• THE TASK: Search the records below for the string "free" and report only the number of lines that contain it.

• DATA PROVIDED:
:::

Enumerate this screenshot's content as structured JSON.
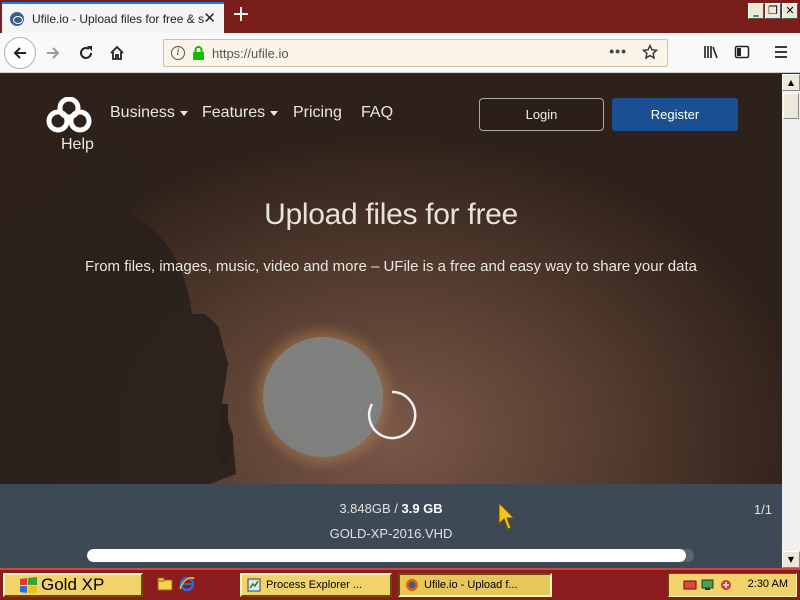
{
  "browser": {
    "tab_title": "Ufile.io - Upload files for free & sh",
    "url": "https://ufile.io",
    "more_icon_text": "•••"
  },
  "site": {
    "nav": {
      "business": "Business",
      "features": "Features",
      "pricing": "Pricing",
      "faq": "FAQ",
      "help": "Help"
    },
    "login_label": "Login",
    "register_label": "Register",
    "hero_title": "Upload files for free",
    "hero_subtitle": "From files, images, music, video and more – UFile is a free and easy way to share your data"
  },
  "upload": {
    "uploaded": "3.848GB",
    "separator": " / ",
    "total": "3.9 GB",
    "filename": "GOLD-XP-2016.VHD",
    "count": "1/1",
    "progress_fraction": 0.987
  },
  "taskbar": {
    "start_label": "Gold XP",
    "tasks": [
      {
        "label": "Process Explorer ...",
        "icon": "process-explorer-icon"
      },
      {
        "label": "Ufile.io - Upload f...",
        "icon": "firefox-icon"
      }
    ],
    "clock": "2:30 AM"
  },
  "colors": {
    "register_button": "#1b4f93",
    "taskbar": "#8c1b1d",
    "start_button": "#f2d36b",
    "upload_panel": "#3d4a55"
  }
}
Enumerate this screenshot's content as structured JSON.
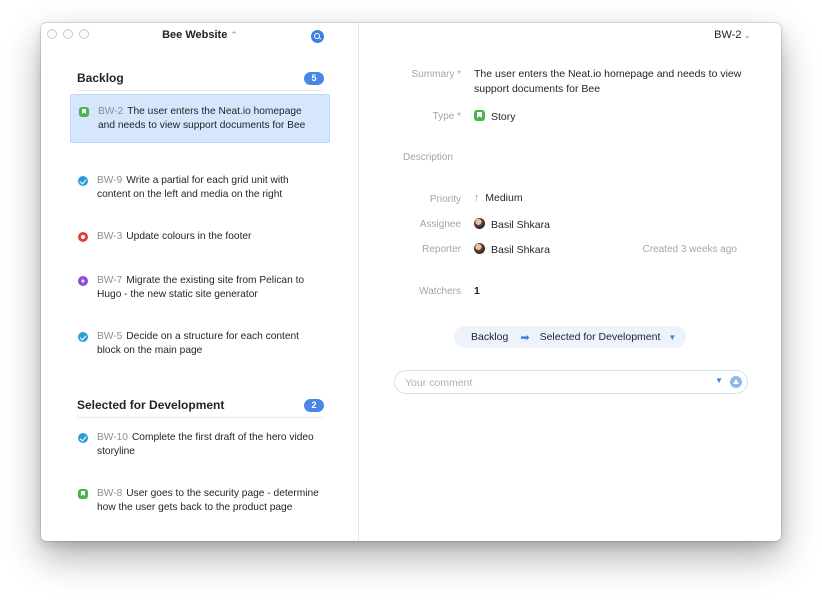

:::

• TASK RESPONSE: 3